Book Looks are mini reviews where I attempt to review books I have read in one of two formats, inspired by two lovely lady bloggers.
The first format inspired by Kate's Book Views at the Neverending Shelf attempts to review books in 75 words.
The second format was inspired by Staci's Six Sentence Saturday reviews (gotta love the alliteration) at Life in a Thumb. In this format like Staci, I will expresses my thoughts on a book using only six sentences.
The Red Umbrella by Christina Diaz Gonzalez
(six sentence review)

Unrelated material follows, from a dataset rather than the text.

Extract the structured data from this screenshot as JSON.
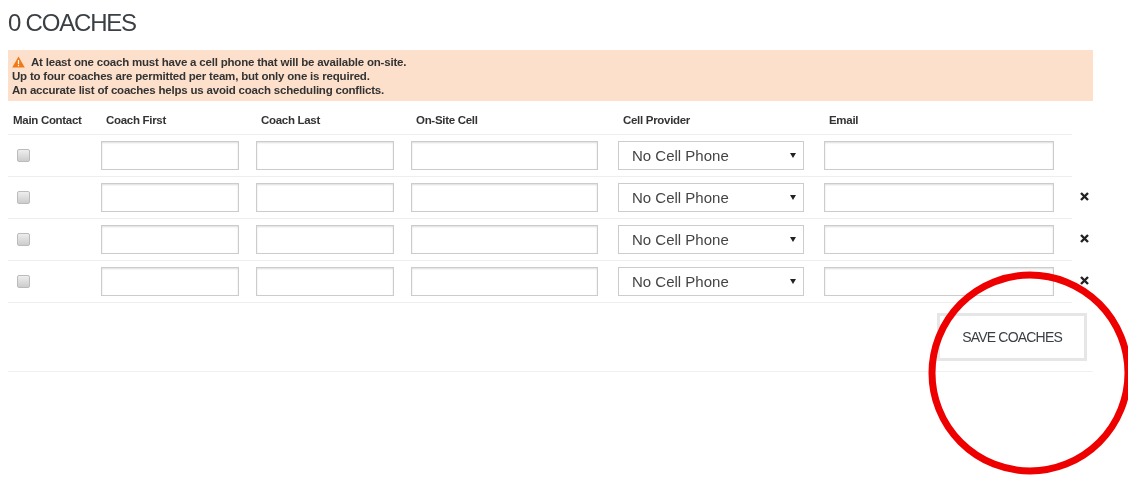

In 1961, two years after the Communist revolution, Lucía Álvarez still leads a carefree life, dreaming of parties and her first crush. But when the soldiers come to her sleepy Cuban town, everything begins to change. Freedoms are stripped away. Neighbors disappear. Her friends feel like strangers. And her family is being watched. As the revolution's impact becomes more oppressive, Lucía's parents make the heart-wrenching decision to send her and her little brother to the United States—on their own.Suddenly plunked down in Nebraska with well-meaning strangers, Lucía struggles to adapt to a new country, a new language, a new way of life. But what of her old life? Will she ever see her home or her parents again? And if she does, will she still be the same girl?
The Red Umbrella is a historical fiction coming-of-age story about a young girl whose life if forever changed because of the political upheaval at the start of the Cuban revolution in 1961. Through Lucia’s innocent eyes, I gained insight into some of the major changes that greatly affected, not only adults, but Cuban youths including the youth camps where Lucia’s best friend, Ivette, and others become indoctrinated with Castro’s communistic propaganda. I found Lucia to be a very credible narrator because her world is focused on fashion and boys not her parent’s concern for the family’s safety until she sees for herself the brutality of the regime’s answer to those who resist. Forced to leave Cuba without her parents, Lucia describes adjusting to life in America: learning the language, dealing with the loneliness of living with strangers, and fitting in with American teens. Gonzalez captures the essences of Lucia’s struggles through her realistic dialogue and thoughts, and I found the headlines placed at the beginning of each chapter provided an authentic feel to the story. The Red Umbrella is a poignant story that shows that a home is not a place or a country, but people and the love they have for each other.
The Karma Club by Jessica Brody
(a review in 75 words or less)
Madison Kasparkova always thought she understood how Karma works. Do good things and you'll be rewarded, do something bad and Karma will make sure you get what you deserve. But when Maddy’s boyfriend cheats on her, nothing bad comes his way. That’s why Maddy starts the Karma Club, to clean up the messes that the universe has left behind. Sometimes, though, it isn’t wise to meddle with the universe. It turns out Karma often has plans of its own. (Publisher's summary from Amazon)
The Karma Club is a fun, fast-paced story that is the perfect book for a light-hearted romp through romantic teen angsts. I adored Maddy and her friends delicious get even stunts and the trouble that ensues. I found Maddy's budding romance with Spenser appealing and the ending very satisfying. If you haven't yet read this then let me just say you are missing out on a fun, fun, fun read.
Whisper by Phoebe Kitanidis
(a review in 75 word or less)
(a review in 75 word or less)
(Publisher's summary from Powell's Books)
Whisper was an unexpected read with an original twist on the paranormal genre. The main character, Joy, was as easy to relate to as her sister was to dislike. I thoroughly enjoyed how Kitanidis’ skillfully interlaced the whispers Joy heard with her reactions to them. I was surprised but thrilled by the chemistry between Joy and Jamie abeit short. The last hundred pages were riveting and the ending extremely satisfying. This is one debut writer I am anxious to read more from.